Sounds great, right? There's just one problem: Virtually every organization involved in hearing health thinks it's a bad idea. Organizations that have spoken out against the new program include the Academy of Doctors of Audiology, the American Academy of Audiology, the International Hearing Society and several state organizations for speech, language and hearing. Even the Minnesota Department of Health took action, warning consumers in a release that, "Before hearing aids can be sold to consumers, (state and federal) laws require practitioners to ... visually inspect the consumer's ears and ear canal."

That's just one of the problems, says Gregory Frazer, owner of California-based Pacific Hearing Inc. and director of audiology at Pacific Eye & Ear Specialists who has written to UHC with a litany of concerns about the new plan.

"First of all, no one is looking in the person's ear to see if they have earwax," he pointed out. Earwax? You bet. About one-third of people with hearing loss may just have a massive buildup of wax, called cerumen, in their ears. If you don't get the wax out, a hearing aid isn't going to help much.

"People doing a hearing test online also don't have the benefit of a professional consultation to pick up pathological problems that may be related to the hearing loss," Frazer added. "Our ear mirrors our health, and between 5 percent and 10 percent of people with hearing loss are going to have a condition that requires some type of medical or surgical treatment." But if you're doing an online hearing test, nobody is examining you to see if you have other symptoms that might point to underlying medical problems.

And how accurate is that online hearing test? Not very, say many professionals. Most audiologists will test your hearing in a specially designed sound room, and they will test more than just the "pure tone" thresholds that the hi HealthInnovations test uses. Even though the online program recommends taking the test in a quiet place, many people can't really create a soundproof environment in their home. (When I tried to take the test, jets from a nearby airport were zooming overhead.) Some people have taken the test twice, both passing and deliberately failing, and in both cases hearing aids were recommended.

There's also a question as to whether or not the practice is even legal. The International Hearing Society has requested a meeting with the Food and Drug Administration about hi HealthInnovations because the sale of hearing aids is federally regulated. The Medical Devices Act requires that a seller will not sell a hearing aid unless the prospective user has presented a written statement signed by a licensed physician (preferably one who specializes in diseases of the ear) within the last six months. Some companies skirt this requirement by marketing their products as "personal sound amplification devices," which are not aimed at treating hearing loss. But the Hearing Industries Association (HIA) believes that by utilizing a hearing test — and then presenting consumers with results that suggest specific devices for varying levels of hearing loss — the hi HealthInnovations program steps over the line.

"In our view, this isn't just an implied claim, but an out-and-out statement that these products are intended to compensate for impaired hearing," said Carole Rogin, executive director of HIA.

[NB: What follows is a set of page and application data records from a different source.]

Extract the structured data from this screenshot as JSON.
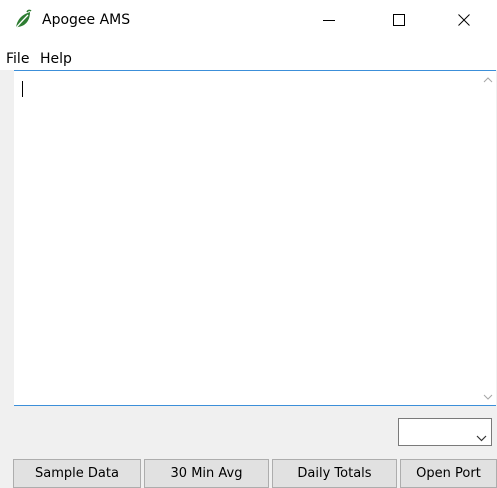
{
  "window": {
    "title": "Apogee AMS",
    "icon": "leaf-icon",
    "controls": {
      "minimize_icon": "minimize-icon",
      "maximize_icon": "maximize-icon",
      "close_icon": "close-icon"
    }
  },
  "menubar": {
    "items": [
      {
        "label": "File"
      },
      {
        "label": "Help"
      }
    ]
  },
  "output": {
    "text": "",
    "accent_color": "#3c8fd9"
  },
  "combo": {
    "selected": ""
  },
  "buttons": {
    "sample_data": "Sample Data",
    "min_avg": "30 Min Avg",
    "daily_totals": "Daily Totals",
    "open_port": "Open Port"
  }
}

Whether or not the FDA shuts down hi HealthInnovations (we were unable to get a comment from the company), it's important that people who have hearing problems get accurate and complete care. Obviously, everybody's dealing with a difficult economy and the lure of a good product at a cheaper price is difficult to resist. But is it really so cheap? It's unlikely that the hearing aid you bought online is going to be professionally fitted for you, or come with a warranty, or with someone who will teach you how to insert the aid in your ear properly or change the batteries. These things are often more complicated than they sound. Frazer says that a good third of his patients have trouble changing batteries in their hearing aids even with assistance from his office.

So before you consider buying a hearing aid online, ask yourself: Am I trying to get a bargain on a hearing aid, or am I trying to hear better?


About the Author

Gina Shaw is the medical writer for The Washington Diplomat.

Last Edited on June 12, 2014